Cows that have a compromised or poorly functioning immune system are more prone to illness in early lactation than at any other time in the production cycle, with immunity dipping by up to 40% during the transition period.
The cost of these issues can be staggering, with a 100-cow herd likely to see annual costs in excess of £11,000 in dealing with mastitis, metritis and retained placentas as a direct result of immune system suppression.
In the current challenging dairy climate, these are costs few farms can afford to carry.
What is cow immunity and why is it challenged at this stage of production?
Immunity is essentially a cow’s ability to fend off infections and disease challenges. Cows have a broad non-specific “innate” immunity, which can be enhanced with the help of an “acquired” immune response.

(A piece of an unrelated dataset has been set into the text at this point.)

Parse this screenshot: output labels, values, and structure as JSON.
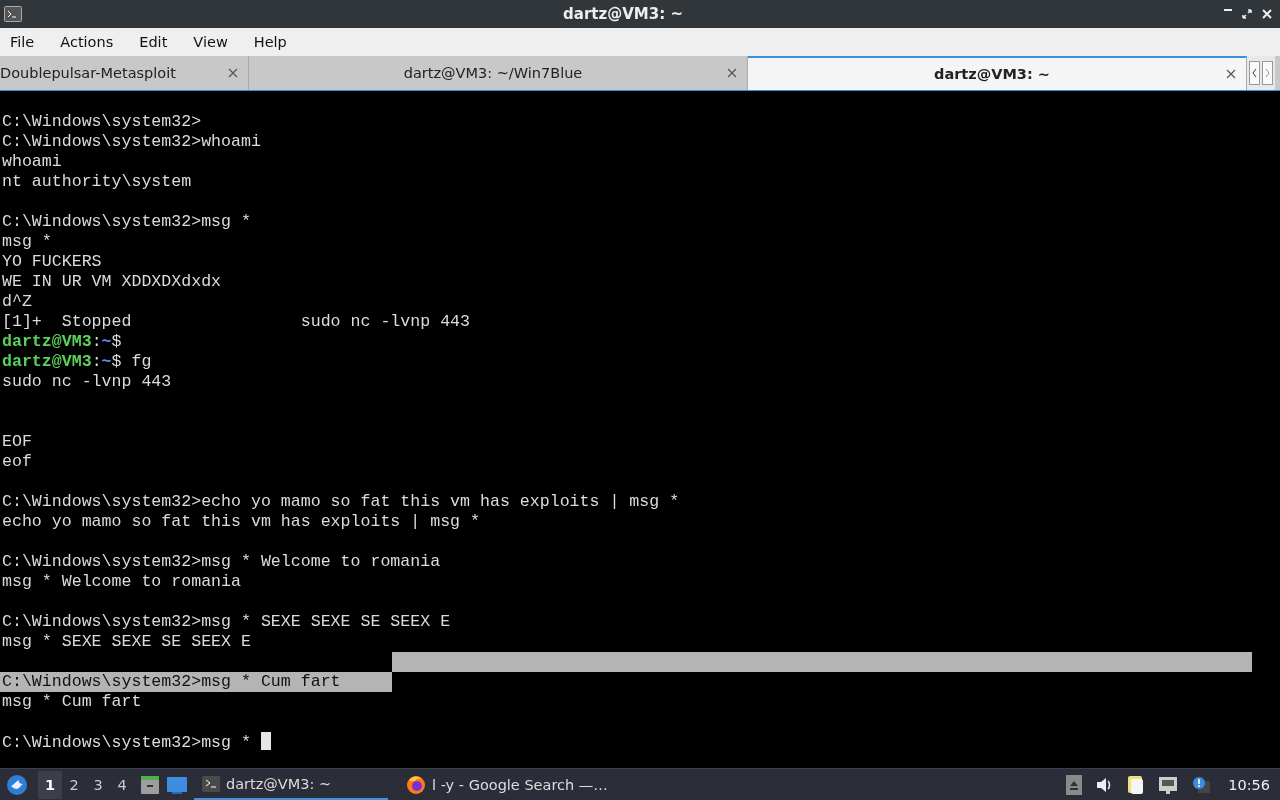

This develops after previous exposure to disease or following a proactive vaccination programme.
The challenge to immunity around the transition period is an entirely natural and common phenomenon, with a cow’s neutrophil (white blood cell) and lymphocyte (element of the blood specifically linked to the immune system) function decreasing by 25-40%.
This greatly increases the risk of milk fever, retained cleansings, metritis, LDAs, ketosis and mastitis – all of which are commonly seen in early lactation.
A cow’s immune system doesn’t function as well as it should because the cow has to undergo changes to its physiology and immune function to accommodate the developing placenta and foetus.
As a result, transition cows are both more likely to become infected by pathogenic organisms and to suffer more severe disease than at any other stage in the production cycle.
Allied to this natural immune suppression is the effect of negative energy balance in the pre- and post-calving period and the difficulty of getting nutrition and management spot on in this tricky stage.
Steps to improving cow immunity
The reasons for immune suppression in this period are complex and still poorly understood and undoubtedly we will learn more about it in the coming years – but what can farmers do in the meantime?
1 Transition cow health issues rarely occur in isolation and higher risks of one problem will increase the chances of something else developing too.
For example, cows with milk fever are more likely to develop retained cleansings, metritis, endometritis and mastitis, and those with negative energy balance are also at higher risk of left displaced abomasums, retained cleansings, metritis and endometritis.
These common problems are often different ways of the cow trying to tell you the same thing – her immunity is compromised.
It is, therefore, vital that, as farmers and vets, we do all we can to support the immune system function around calving. Boosting the immune system at calving through good nutrition and management has long been a core part of transition cow management.
2 Improving energy balance and preventing ketosis are also central to maximising immune function at calving.
Recent studies have proved that cows suffering one of the common post-calving problems were likely to have had poor energy status before calving. This means she was already a high-risk cow before she even calved.
3 Use your disease recording with your vet and nutritionist to help you identify whether or not your cows’ immune status is being compromised by transition health.
The benefits of improving immunity
Improving the immune system will result in fewer cases of severe infections requiring antibiotic therapy and a quicker return to positive energy balance and increased fertility.
This will allow cows to return to service quicker, a key part of profitable dairy farming.
Importantly, while transition nutrition management is a key part of helping cows maintain a healthy immune system, it is also central to maximising milk production early in lactation.
There are no simple answers to overcoming immune suppression at calving.
It is a challenge every cow faces and one that is best countered with careful planning, monitoring of performance and teamwork from vet, nutritionist and farmer.